• Exercise requirements: Could you repeat all of the entries exactly, leaving out any pictures?
-------
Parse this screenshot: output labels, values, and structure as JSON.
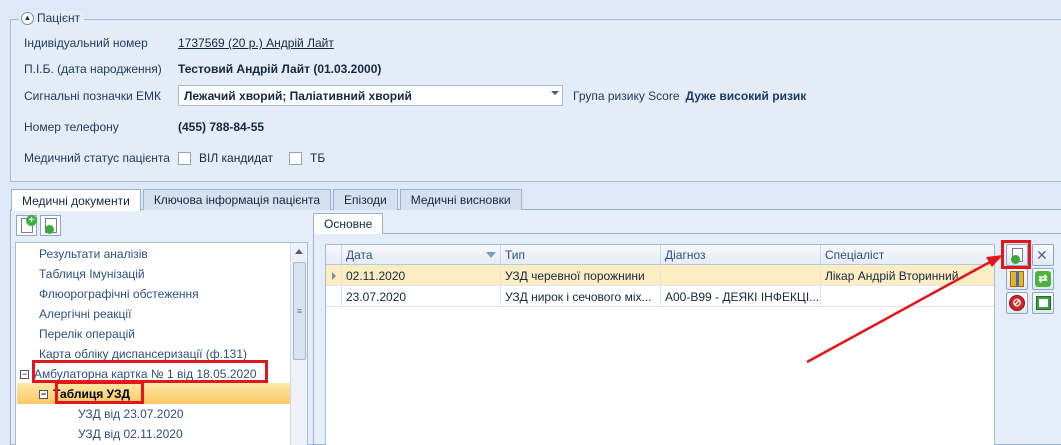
{
  "patient": {
    "title": "Пацієнт",
    "id_label": "Індивідуальний номер",
    "id_value": "1737569 (20 р.) Андрій Лайт",
    "name_label": "П.І.Б. (дата народження)",
    "name_value": "Тестовий Андрій Лайт (01.03.2000)",
    "signals_label": "Сигнальні позначки ЕМК",
    "signals_value": "Лежачий хворий; Паліативний хворий",
    "risk_label": "Група ризику Score",
    "risk_value": "Дуже високий ризик",
    "phone_label": "Номер телефону",
    "phone_value": "(455) 788-84-55",
    "status_label": "Медичний статус пацієнта",
    "status_options": [
      {
        "label": "ВІЛ кандидат",
        "checked": false
      },
      {
        "label": "ТБ",
        "checked": false
      }
    ]
  },
  "tabs": [
    "Медичні документи",
    "Ключова інформація пацієнта",
    "Епізоди",
    "Медичні висновки"
  ],
  "active_tab": "Медичні документи",
  "tree": {
    "items": [
      {
        "label": "Результати  аналізів"
      },
      {
        "label": "Таблиця Імунізацій"
      },
      {
        "label": "Флюорографічні обстеження"
      },
      {
        "label": "Алергічні реакції"
      },
      {
        "label": "Перелік операцій"
      },
      {
        "label": "Карта обліку диспансеризації (ф.131)"
      },
      {
        "label": "Амбулаторна картка № 1 від 18.05.2020",
        "expander": "−"
      },
      {
        "label": "Таблиця УЗД",
        "expander": "−",
        "selected": true
      },
      {
        "label": "УЗД від 23.07.2020"
      },
      {
        "label": "УЗД від 02.11.2020"
      }
    ]
  },
  "sub_tab": "Основне",
  "grid": {
    "columns": [
      "Дата",
      "Тип",
      "Діагноз",
      "Спеціаліст"
    ],
    "rows": [
      {
        "date": "02.11.2020",
        "type": "УЗД черевної порожнини",
        "diagnosis": "",
        "specialist": "Лікар Андрій Вторинний",
        "selected": true
      },
      {
        "date": "23.07.2020",
        "type": "УЗД нирок і сечового міх...",
        "diagnosis": "A00-B99 - ДЕЯКІ ІНФЕКЦІ...",
        "specialist": "",
        "selected": false
      }
    ]
  },
  "side_icons": [
    "add-document-icon",
    "tools-icon",
    "book-icon",
    "refresh-arrows-icon",
    "delete-icon",
    "spreadsheet-icon"
  ],
  "annotation_color": "#e3161c"
}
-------
• Solved problem:
Parse this screenshot: output labels, values, and structure as JSON.
{
  "patient": {
    "title": "Пацієнт",
    "id_label": "Індивідуальний номер",
    "id_value": "1737569 (20 р.) Андрій Лайт",
    "name_label": "П.І.Б. (дата народження)",
    "name_value": "Тестовий Андрій Лайт (01.03.2000)",
    "signals_label": "Сигнальні позначки ЕМК",
    "signals_value": "Лежачий хворий; Паліативний хворий",
    "risk_label": "Група ризику Score",
    "risk_value": "Дуже високий ризик",
    "phone_label": "Номер телефону",
    "phone_value": "(455) 788-84-55",
    "status_label": "Медичний статус пацієнта",
    "status_options": [
      {
        "label": "ВІЛ кандидат",
        "checked": false
      },
      {
        "label": "ТБ",
        "checked": false
      }
    ]
  },
  "tabs": [
    "Медичні документи",
    "Ключова інформація пацієнта",
    "Епізоди",
    "Медичні висновки"
  ],
  "active_tab": "Медичні документи",
  "tree": {
    "items": [
      {
        "label": "Результати  аналізів"
      },
      {
        "label": "Таблиця Імунізацій"
      },
      {
        "label": "Флюорографічні обстеження"
      },
      {
        "label": "Алергічні реакції"
      },
      {
        "label": "Перелік операцій"
      },
      {
        "label": "Карта обліку диспансеризації (ф.131)"
      },
      {
        "label": "Амбулаторна картка № 1 від 18.05.2020",
        "expander": "−"
      },
      {
        "label": "Таблиця УЗД",
        "expander": "−",
        "selected": true
      },
      {
        "label": "УЗД від 23.07.2020"
      },
      {
        "label": "УЗД від 02.11.2020"
      }
    ]
  },
  "sub_tab": "Основне",
  "grid": {
    "columns": [
      "Дата",
      "Тип",
      "Діагноз",
      "Спеціаліст"
    ],
    "rows": [
      {
        "date": "02.11.2020",
        "type": "УЗД черевної порожнини",
        "diagnosis": "",
        "specialist": "Лікар Андрій Вторинний",
        "selected": true
      },
      {
        "date": "23.07.2020",
        "type": "УЗД нирок і сечового міх...",
        "diagnosis": "A00-B99 - ДЕЯКІ ІНФЕКЦІ...",
        "specialist": "",
        "selected": false
      }
    ]
  },
  "side_icons": [
    "add-document-icon",
    "tools-icon",
    "book-icon",
    "refresh-arrows-icon",
    "delete-icon",
    "spreadsheet-icon"
  ],
  "annotation_color": "#e3161c"
}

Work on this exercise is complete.